In July 2012 he was a visiting writer with the Red Earth MFA Program in Oklahoma City, OK.
Larson has led weeklong workshops and classes in memoir writing at The Loft in Minneapolis, the Ink Spot in San Diego, the Writer's Workshoppe in Port Townsend, and the Lancaster Literary Guild, Lancaster, PA, in the last two years. In 2012, he taught at Ghost Ranch, the Writers' Center in Bethesda, MD, and the Hudson Valley Writers' Center.
In 2011, Larson published two eBooks at Amazon.com: What Exactly Happened: Four Essays on the Craft of Memoir, a primer on narrative style, writers’ openings, & structuring emotion in memoir as well as a personal essay, On the Poetry of James Wright.
In his two-plus decades as a professional writer, Larson has published a new prose piece, on average, every six weeks. He has written about a range of topics, including David Shields, celebrity authors, American poetry, murders and suicides, economics, Charles Ives, San Diego politics, the memoir form, human trafficking, wild boars, classical music and jazz, his marriage & divorce, reading on screens, photography, faked memoirs, the last days of Nathanael West, life after sports, Georgia O'Keeffe, Mozart, U.S.-Mexico border issues, the memoirs of Hillary Clinton and Barack Obama, and Anne Frank.
For 13 years, Larson has been a staff writer for the weekly San Diego Reader where he has specialized in narrative nonfiction features from 4000 to 15,000 words. For the Reader Larson has written, to date, forty-eight cover stories.
Among them are several true-crime murder stories and a feature on a Salvadoran immigrant who died from neglect at a San Diego federal detention center; a profile of conservative political writer, Dinesh D’Souza; the end-of-life tale of Mark Twain’s daughter, Clara Clemens; the story of Marilyn Monroe and Some Like It Hot, filmed at the Hotel Del Coronado; an article on pit bulls, sympathetic to their point-of-view; an exposé of a Mexican girl sold into sexual slavery in San Diego county; a profile of socialist author Mike Davis; articles on the molecular origin of life, the personal motivation industry, and San Diego’s 2007 subprime mortgage meltdown; and a profile of the renowned psychologist Ken Druck, whose Jenna Druck Foundation offers support for parents who have lost their children.

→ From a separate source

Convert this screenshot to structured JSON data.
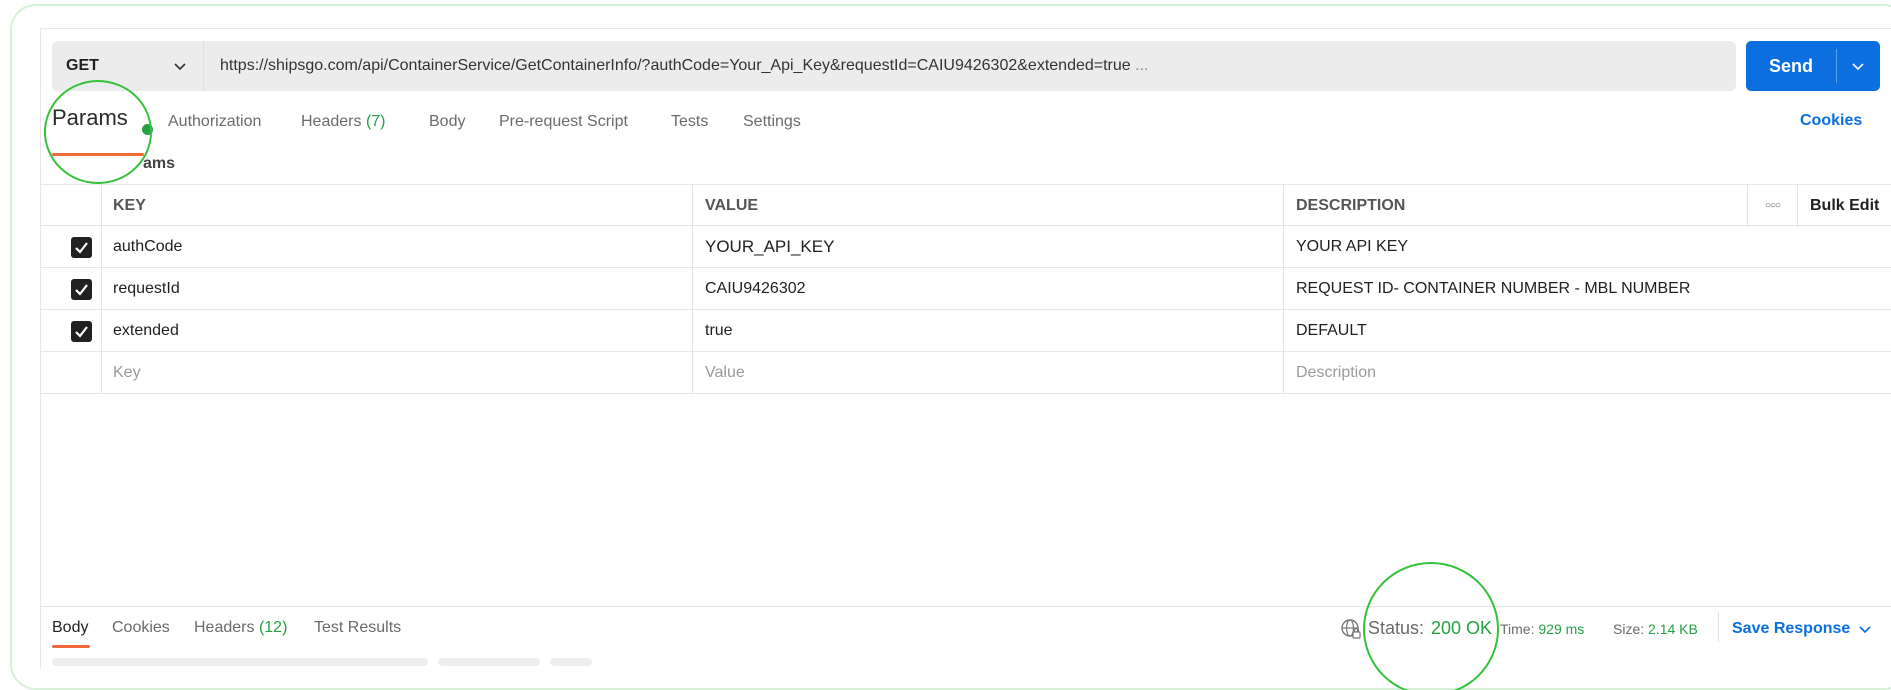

In 2008, Larson’s memoir, “Mrs. Wright’s Bookshop,” tied for the Readers Award for the Essay, 2007 - 2008. The author’s memoir writing includes “Freshman Comp, 1967,” from the Anchor Essay Annual: The Best of 1997, edited by Phillip Lopate, Doubleday.

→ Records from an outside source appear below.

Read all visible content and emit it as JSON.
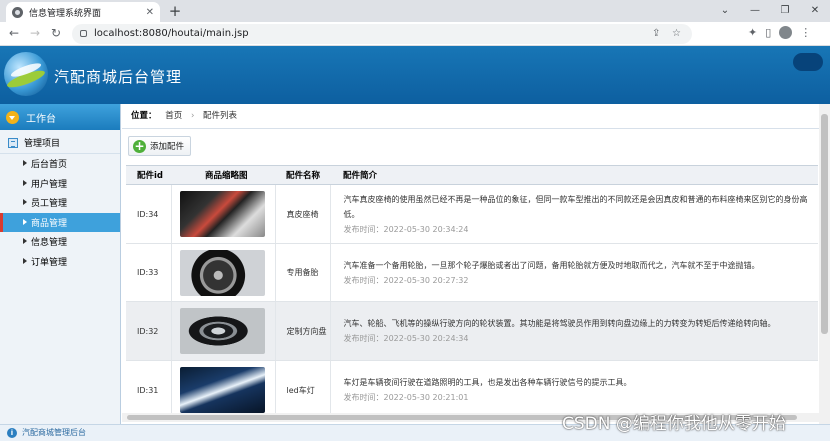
{
  "browser": {
    "tab_title": "信息管理系统界面",
    "tab_close": "✕",
    "new_tab": "+",
    "url": "localhost:8080/houtai/main.jsp",
    "window_controls": [
      "⌄",
      "—",
      "❐",
      "✕"
    ]
  },
  "header": {
    "system_title": "汽配商城后台管理"
  },
  "sidebar": {
    "workbench": "工作台",
    "section": "管理项目",
    "items": [
      {
        "label": "后台首页",
        "active": false
      },
      {
        "label": "用户管理",
        "active": false
      },
      {
        "label": "员工管理",
        "active": false
      },
      {
        "label": "商品管理",
        "active": true
      },
      {
        "label": "信息管理",
        "active": false
      },
      {
        "label": "订单管理",
        "active": false
      }
    ]
  },
  "breadcrumb": {
    "prefix": "位置：",
    "home": "首页",
    "current": "配件列表",
    "separator": "›"
  },
  "toolbar": {
    "add_label": "添加配件"
  },
  "table": {
    "headers": [
      "配件id",
      "商品缩略图",
      "配件名称",
      "配件简介"
    ],
    "rows": [
      {
        "id": "ID:34",
        "name": "真皮座椅",
        "desc": "汽车真皮座椅的使用虽然已经不再是一种品位的象征，但同一款车型推出的不同款还是会因真皮和普通的布料座椅来区别它的身份高低。",
        "time": "发布时间：2022-05-30 20:34:24",
        "thumb": "leather-seat"
      },
      {
        "id": "ID:33",
        "name": "专用备胎",
        "desc": "汽车准备一个备用轮胎，一旦那个轮子爆胎或者出了问题，备用轮胎就方便及时地取而代之，汽车就不至于中途抛锚。",
        "time": "发布时间：2022-05-30 20:27:32",
        "thumb": "spare-tire"
      },
      {
        "id": "ID:32",
        "name": "定制方向盘",
        "desc": "汽车、轮船、飞机等的操纵行驶方向的轮状装置。其功能是将驾驶员作用到转向盘边缘上的力转变为转矩后传递给转向轴。",
        "time": "发布时间：2022-05-30 20:24:34",
        "thumb": "steering-wheel"
      },
      {
        "id": "ID:31",
        "name": "led车灯",
        "desc": "车灯是车辆夜间行驶在道路照明的工具，也是发出各种车辆行驶信号的提示工具。",
        "time": "发布时间：2022-05-30 20:21:01",
        "thumb": "led-headlight"
      }
    ]
  },
  "footer": {
    "text": "汽配商城管理后台"
  },
  "watermark": "CSDN @编程你我他从零开始"
}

Larson lectures on memoir, the music of Samuel Barber, the craft of nonfiction, the musicians of the Titanic, the “social author” in the digital age throughout the United States, and his heart disease. He is the father of two sons, Jeremy and Blake. He and his partner, Suzanna Neal, reside in San Diego and, every spring-into-summer, in Santa Fe, New Mexico.

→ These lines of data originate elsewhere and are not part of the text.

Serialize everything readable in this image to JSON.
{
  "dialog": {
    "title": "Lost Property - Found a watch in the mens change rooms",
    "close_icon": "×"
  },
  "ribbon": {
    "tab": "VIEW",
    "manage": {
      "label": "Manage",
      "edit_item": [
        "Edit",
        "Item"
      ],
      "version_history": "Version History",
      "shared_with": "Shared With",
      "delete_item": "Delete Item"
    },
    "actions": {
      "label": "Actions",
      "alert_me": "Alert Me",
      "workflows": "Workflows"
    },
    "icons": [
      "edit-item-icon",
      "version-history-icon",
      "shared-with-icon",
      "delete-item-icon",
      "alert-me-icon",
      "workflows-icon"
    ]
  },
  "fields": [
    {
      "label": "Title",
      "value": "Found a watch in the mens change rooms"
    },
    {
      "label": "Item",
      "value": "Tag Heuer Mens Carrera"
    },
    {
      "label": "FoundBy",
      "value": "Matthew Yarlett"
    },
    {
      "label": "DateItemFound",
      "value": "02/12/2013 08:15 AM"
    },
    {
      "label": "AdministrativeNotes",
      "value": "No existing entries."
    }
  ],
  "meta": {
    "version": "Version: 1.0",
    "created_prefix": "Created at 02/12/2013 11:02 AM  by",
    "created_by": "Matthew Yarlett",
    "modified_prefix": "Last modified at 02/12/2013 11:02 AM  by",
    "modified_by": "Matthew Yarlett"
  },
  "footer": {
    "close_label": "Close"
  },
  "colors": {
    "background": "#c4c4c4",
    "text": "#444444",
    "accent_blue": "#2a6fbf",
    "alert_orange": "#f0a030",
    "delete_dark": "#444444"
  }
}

Finally, Larson was born in Neenah, WI, grew up in Middletown, OH, moved to Wausau, WI, and to St. Louis, MO where he graduated high school. He has an undergraduate degree in music composition from the University of New Mexico (1982) and a master's degree in American literature from the University of California, San Diego (1986).